Russia was thrust into the world spotlight in February 2013, when the Chelyabinsk meteorite streaked across the sky in the west. It created a massive sonic boom that shattered windows, sending 122 people to the hospital, The weathernetwork reports. Most of the meteorite exploded in the atmosphere but some small fragments made it to the ground. Now, two years later, researchers are reporting that some of the impacts created strange ‘carrots’ in the snow when they fell. The announcement was made earlier this week at the 46th Lunar and Planetary Science Conference in Texas.
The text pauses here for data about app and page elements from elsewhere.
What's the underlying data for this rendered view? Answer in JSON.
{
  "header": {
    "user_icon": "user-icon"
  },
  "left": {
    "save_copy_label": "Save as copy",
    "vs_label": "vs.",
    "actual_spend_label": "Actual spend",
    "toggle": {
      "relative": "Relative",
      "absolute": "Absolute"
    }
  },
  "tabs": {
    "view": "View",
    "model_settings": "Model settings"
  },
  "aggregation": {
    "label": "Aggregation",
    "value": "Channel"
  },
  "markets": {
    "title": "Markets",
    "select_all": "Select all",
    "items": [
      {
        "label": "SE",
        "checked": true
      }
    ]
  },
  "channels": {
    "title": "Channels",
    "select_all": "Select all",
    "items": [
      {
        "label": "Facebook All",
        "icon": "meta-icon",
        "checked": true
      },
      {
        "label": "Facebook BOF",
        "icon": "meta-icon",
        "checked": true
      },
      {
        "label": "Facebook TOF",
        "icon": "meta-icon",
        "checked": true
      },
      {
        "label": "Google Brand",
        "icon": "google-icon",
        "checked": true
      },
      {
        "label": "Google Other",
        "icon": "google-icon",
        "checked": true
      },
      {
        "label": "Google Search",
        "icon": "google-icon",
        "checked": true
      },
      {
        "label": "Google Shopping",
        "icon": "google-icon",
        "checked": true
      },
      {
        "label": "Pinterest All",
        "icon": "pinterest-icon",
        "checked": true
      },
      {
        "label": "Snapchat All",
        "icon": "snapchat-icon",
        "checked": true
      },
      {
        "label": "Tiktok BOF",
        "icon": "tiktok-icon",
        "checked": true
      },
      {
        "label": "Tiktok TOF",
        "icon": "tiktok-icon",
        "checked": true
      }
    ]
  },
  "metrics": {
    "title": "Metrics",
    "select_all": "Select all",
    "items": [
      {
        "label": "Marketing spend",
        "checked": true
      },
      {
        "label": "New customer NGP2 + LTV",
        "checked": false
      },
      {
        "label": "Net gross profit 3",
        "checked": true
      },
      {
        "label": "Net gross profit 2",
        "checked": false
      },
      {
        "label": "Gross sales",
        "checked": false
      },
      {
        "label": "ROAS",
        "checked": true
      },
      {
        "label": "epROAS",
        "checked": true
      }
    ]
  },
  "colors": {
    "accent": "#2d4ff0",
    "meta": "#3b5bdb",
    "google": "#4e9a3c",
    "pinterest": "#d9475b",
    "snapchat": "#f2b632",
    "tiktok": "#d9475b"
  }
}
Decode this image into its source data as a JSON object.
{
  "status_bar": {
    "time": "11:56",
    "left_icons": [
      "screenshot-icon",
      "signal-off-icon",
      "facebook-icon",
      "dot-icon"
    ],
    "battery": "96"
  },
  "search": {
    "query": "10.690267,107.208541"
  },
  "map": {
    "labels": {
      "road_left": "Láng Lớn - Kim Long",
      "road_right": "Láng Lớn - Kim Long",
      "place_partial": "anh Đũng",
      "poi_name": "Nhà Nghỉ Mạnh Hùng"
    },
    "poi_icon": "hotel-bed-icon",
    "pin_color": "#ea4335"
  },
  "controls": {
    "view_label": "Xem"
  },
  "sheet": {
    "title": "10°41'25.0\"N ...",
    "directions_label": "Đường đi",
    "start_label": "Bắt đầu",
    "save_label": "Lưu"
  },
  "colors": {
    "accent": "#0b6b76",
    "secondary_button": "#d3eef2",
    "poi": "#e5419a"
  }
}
Scientists recreated the impact conditions with computer models to learn more about the phenomenon. While they initially thought the shapes formed as a result of hot fragments that melted surrounding snow on impact, the computer revealed the fragments would have had more than enough time to cool before reaching the ground. When the meteorite hit the ground it created a crater. The snow beneath that crater was compressed, causing it to increase in density. The dense snow helped slow the fragment while pushing the snow upward, causing a narrow funnel to form. Researchers say the findings could have applications for planetary science as similar, carrot-like objects made out of space dust were observed during NASA’s Stardust space experiment. The video below are dashcam captures of the famous February 2013 meteorite to crash down in Chelyabinsk, Russia.